TASK INSTRUCTIONS
Please restate the records that follow exactly, skipping their images.

GIVEN DATA
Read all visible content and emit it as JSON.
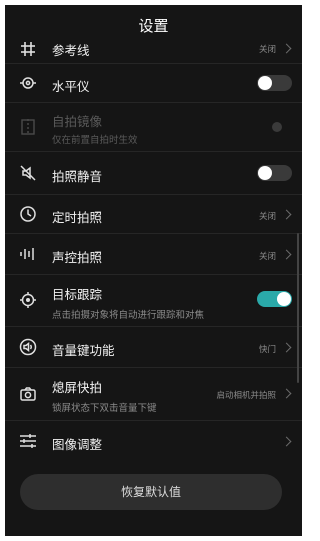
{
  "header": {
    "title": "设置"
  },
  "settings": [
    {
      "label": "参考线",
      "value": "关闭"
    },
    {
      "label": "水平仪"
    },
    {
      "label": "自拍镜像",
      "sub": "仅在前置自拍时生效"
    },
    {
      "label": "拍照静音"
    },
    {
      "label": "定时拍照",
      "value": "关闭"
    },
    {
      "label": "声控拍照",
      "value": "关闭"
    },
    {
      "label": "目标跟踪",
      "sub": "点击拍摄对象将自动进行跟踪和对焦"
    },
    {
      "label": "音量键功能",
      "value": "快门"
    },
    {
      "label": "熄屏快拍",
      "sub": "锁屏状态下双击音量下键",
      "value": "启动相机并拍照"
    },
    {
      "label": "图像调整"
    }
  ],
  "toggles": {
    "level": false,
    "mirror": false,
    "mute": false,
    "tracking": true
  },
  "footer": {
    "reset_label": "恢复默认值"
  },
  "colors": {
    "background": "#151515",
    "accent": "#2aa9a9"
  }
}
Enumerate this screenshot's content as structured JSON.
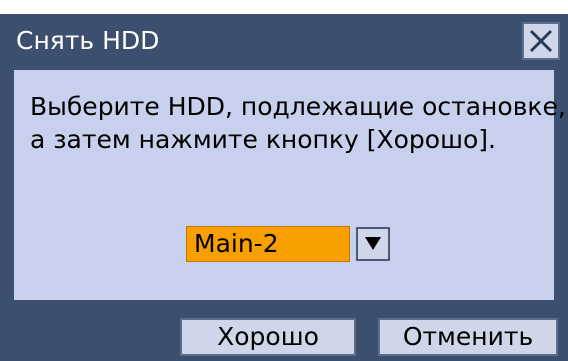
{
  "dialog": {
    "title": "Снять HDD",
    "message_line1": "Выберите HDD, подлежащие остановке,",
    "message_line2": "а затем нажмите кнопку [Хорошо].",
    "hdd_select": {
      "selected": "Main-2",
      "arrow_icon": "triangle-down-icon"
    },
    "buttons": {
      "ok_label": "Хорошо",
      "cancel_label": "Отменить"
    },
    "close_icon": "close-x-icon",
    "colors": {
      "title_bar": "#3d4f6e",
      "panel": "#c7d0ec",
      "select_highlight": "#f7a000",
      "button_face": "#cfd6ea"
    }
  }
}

EXERCISE RESPONSE
Read all visible content and emit it as JSON.
{
  "header": {
    "title": "设置"
  },
  "settings": [
    {
      "label": "参考线",
      "value": "关闭"
    },
    {
      "label": "水平仪"
    },
    {
      "label": "自拍镜像",
      "sub": "仅在前置自拍时生效"
    },
    {
      "label": "拍照静音"
    },
    {
      "label": "定时拍照",
      "value": "关闭"
    },
    {
      "label": "声控拍照",
      "value": "关闭"
    },
    {
      "label": "目标跟踪",
      "sub": "点击拍摄对象将自动进行跟踪和对焦"
    },
    {
      "label": "音量键功能",
      "value": "快门"
    },
    {
      "label": "熄屏快拍",
      "sub": "锁屏状态下双击音量下键",
      "value": "启动相机并拍照"
    },
    {
      "label": "图像调整"
    }
  ],
  "toggles": {
    "level": false,
    "mirror": false,
    "mute": false,
    "tracking": true
  },
  "footer": {
    "reset_label": "恢复默认值"
  },
  "colors": {
    "background": "#151515",
    "accent": "#2aa9a9"
  }
}
Enumerate this screenshot's content as structured JSON.
{
  "dialog": {
    "title": "Снять HDD",
    "message_line1": "Выберите HDD, подлежащие остановке,",
    "message_line2": "а затем нажмите кнопку [Хорошо].",
    "hdd_select": {
      "selected": "Main-2",
      "arrow_icon": "triangle-down-icon"
    },
    "buttons": {
      "ok_label": "Хорошо",
      "cancel_label": "Отменить"
    },
    "close_icon": "close-x-icon",
    "colors": {
      "title_bar": "#3d4f6e",
      "panel": "#c7d0ec",
      "select_highlight": "#f7a000",
      "button_face": "#cfd6ea"
    }
  }
}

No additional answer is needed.